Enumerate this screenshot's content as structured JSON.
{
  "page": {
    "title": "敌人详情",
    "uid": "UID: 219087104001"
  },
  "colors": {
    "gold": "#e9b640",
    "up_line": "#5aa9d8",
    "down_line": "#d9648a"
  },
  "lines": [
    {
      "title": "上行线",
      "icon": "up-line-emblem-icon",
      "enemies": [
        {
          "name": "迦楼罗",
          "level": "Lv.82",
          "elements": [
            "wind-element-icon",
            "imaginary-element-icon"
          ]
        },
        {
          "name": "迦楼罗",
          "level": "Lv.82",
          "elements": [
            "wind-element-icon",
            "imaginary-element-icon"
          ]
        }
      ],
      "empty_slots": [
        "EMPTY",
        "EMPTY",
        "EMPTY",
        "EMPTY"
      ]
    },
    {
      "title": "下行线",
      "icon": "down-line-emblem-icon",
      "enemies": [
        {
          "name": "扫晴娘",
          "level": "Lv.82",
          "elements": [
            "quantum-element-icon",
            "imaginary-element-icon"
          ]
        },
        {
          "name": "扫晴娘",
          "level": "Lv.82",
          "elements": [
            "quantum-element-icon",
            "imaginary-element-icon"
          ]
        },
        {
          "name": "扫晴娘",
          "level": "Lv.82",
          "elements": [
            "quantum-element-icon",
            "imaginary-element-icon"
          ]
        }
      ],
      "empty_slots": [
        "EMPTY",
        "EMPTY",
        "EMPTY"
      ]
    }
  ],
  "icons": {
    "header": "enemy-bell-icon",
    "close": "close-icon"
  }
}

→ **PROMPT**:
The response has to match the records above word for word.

→ **WRITTEN REPLY**:
Enumerate this screenshot's content as structured JSON.
{
  "page": {
    "title": "敌人详情",
    "uid": "UID: 219087104001"
  },
  "colors": {
    "gold": "#e9b640",
    "up_line": "#5aa9d8",
    "down_line": "#d9648a"
  },
  "lines": [
    {
      "title": "上行线",
      "icon": "up-line-emblem-icon",
      "enemies": [
        {
          "name": "迦楼罗",
          "level": "Lv.82",
          "elements": [
            "wind-element-icon",
            "imaginary-element-icon"
          ]
        },
        {
          "name": "迦楼罗",
          "level": "Lv.82",
          "elements": [
            "wind-element-icon",
            "imaginary-element-icon"
          ]
        }
      ],
      "empty_slots": [
        "EMPTY",
        "EMPTY",
        "EMPTY",
        "EMPTY"
      ]
    },
    {
      "title": "下行线",
      "icon": "down-line-emblem-icon",
      "enemies": [
        {
          "name": "扫晴娘",
          "level": "Lv.82",
          "elements": [
            "quantum-element-icon",
            "imaginary-element-icon"
          ]
        },
        {
          "name": "扫晴娘",
          "level": "Lv.82",
          "elements": [
            "quantum-element-icon",
            "imaginary-element-icon"
          ]
        },
        {
          "name": "扫晴娘",
          "level": "Lv.82",
          "elements": [
            "quantum-element-icon",
            "imaginary-element-icon"
          ]
        }
      ],
      "empty_slots": [
        "EMPTY",
        "EMPTY",
        "EMPTY"
      ]
    }
  ],
  "icons": {
    "header": "enemy-bell-icon",
    "close": "close-icon"
  }
}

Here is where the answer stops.